President Donald Trump declared a national emergency Friday afternoon over the coronavirus outbreak following a week of cancellations, suspensions and growing case numbers that unsettled Americans nationwide.
The move frees up billions of dollars in federal funds, Trump said, and sets the Federal Emergency Management Agency in motion.
The President invoked the Stafford Act, which is the statutory authority for "most federal disaster response activities." The Stafford Act gives access to the funds and the national emergency gives access to authorities, according to a person familiar.
Terminal crush: Air passengers caught in Trump's travel ban
Massive lines ballooned across several U.S. airports this weekend as European travelers made a mad dash for home — a situation created by the quick rollout of the Trump administration’s European travel ban and exacerbated chronic airport staffing shortages.

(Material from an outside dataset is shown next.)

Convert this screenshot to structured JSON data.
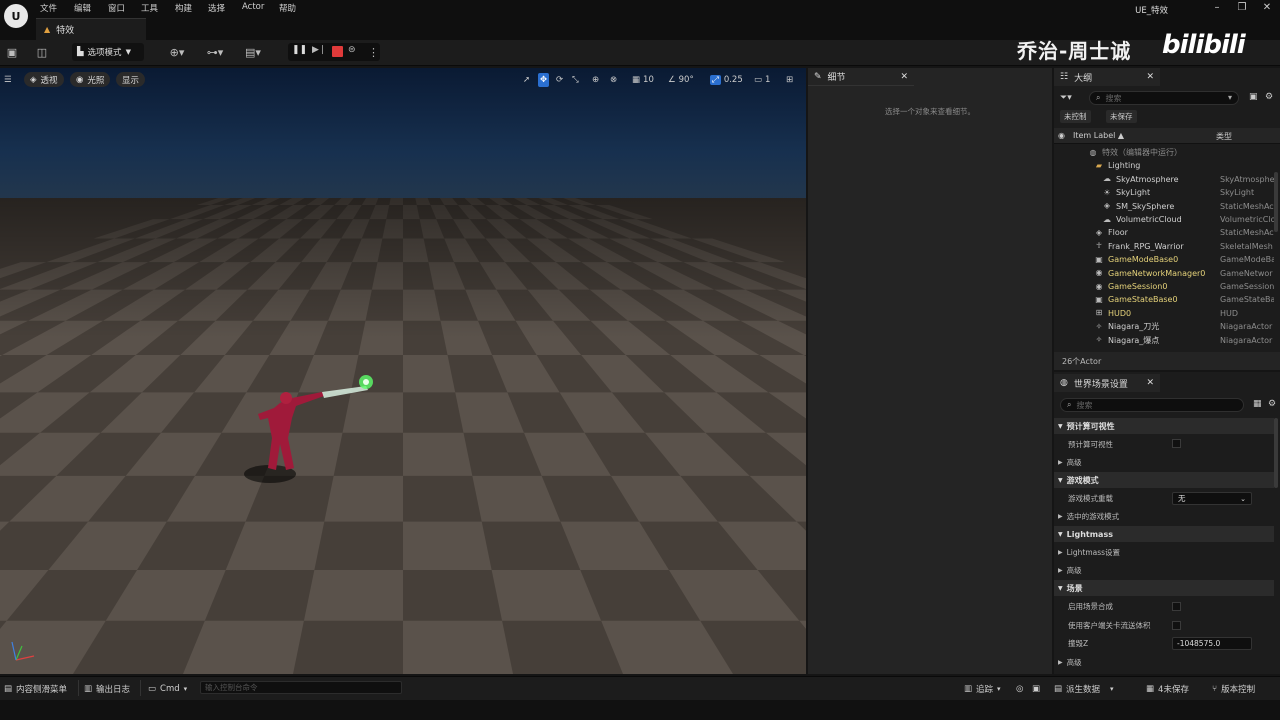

U.S. officials promised Sunday to address the most visible sign of the chaos — the jam-packed terminals where Americans returning to the U.S. are waiting hours for virus screening at several major airports, including Chicago O'Hare, Dallas Fort Worth and Dulles International. But those lines are just one of a series of pressure points that have undermined the administration’s efforts to keep the virus from entering the country — and now threaten to hasten its spread: